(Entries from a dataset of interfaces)
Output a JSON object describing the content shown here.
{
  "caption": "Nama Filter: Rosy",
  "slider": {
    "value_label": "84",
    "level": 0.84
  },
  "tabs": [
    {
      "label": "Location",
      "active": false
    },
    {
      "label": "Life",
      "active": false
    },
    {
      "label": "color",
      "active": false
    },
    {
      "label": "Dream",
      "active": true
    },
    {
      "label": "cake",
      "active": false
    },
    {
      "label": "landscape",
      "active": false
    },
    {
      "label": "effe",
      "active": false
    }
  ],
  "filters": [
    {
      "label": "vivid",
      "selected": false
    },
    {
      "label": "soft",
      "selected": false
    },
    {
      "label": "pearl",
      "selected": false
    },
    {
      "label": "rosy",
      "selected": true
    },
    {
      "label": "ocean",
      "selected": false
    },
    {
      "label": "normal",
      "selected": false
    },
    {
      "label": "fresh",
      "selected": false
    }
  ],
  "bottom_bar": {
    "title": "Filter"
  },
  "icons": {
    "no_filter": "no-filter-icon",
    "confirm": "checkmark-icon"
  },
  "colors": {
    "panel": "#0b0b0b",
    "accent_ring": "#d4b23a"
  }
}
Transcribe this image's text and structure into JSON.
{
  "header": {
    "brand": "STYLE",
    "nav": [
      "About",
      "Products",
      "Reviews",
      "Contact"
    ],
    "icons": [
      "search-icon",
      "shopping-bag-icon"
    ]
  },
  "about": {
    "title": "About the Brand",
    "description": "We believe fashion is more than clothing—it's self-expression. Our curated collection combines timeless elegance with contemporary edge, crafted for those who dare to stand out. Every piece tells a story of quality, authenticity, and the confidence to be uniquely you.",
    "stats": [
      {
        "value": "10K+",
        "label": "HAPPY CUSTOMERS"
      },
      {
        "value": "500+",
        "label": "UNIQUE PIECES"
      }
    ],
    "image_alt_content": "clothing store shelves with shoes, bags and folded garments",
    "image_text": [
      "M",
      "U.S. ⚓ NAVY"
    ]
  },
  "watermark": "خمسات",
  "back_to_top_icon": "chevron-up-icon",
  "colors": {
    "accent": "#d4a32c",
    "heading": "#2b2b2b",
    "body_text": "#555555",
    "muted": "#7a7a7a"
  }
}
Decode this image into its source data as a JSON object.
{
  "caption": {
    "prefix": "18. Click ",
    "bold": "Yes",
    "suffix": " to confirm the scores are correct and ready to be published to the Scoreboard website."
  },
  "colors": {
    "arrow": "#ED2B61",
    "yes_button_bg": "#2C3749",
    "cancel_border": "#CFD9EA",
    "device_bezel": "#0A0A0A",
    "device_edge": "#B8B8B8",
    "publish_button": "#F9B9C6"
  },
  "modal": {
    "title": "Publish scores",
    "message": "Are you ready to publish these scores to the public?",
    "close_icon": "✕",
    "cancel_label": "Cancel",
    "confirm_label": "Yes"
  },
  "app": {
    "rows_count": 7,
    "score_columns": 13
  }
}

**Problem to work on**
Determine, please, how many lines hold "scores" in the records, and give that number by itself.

**Final answer**
3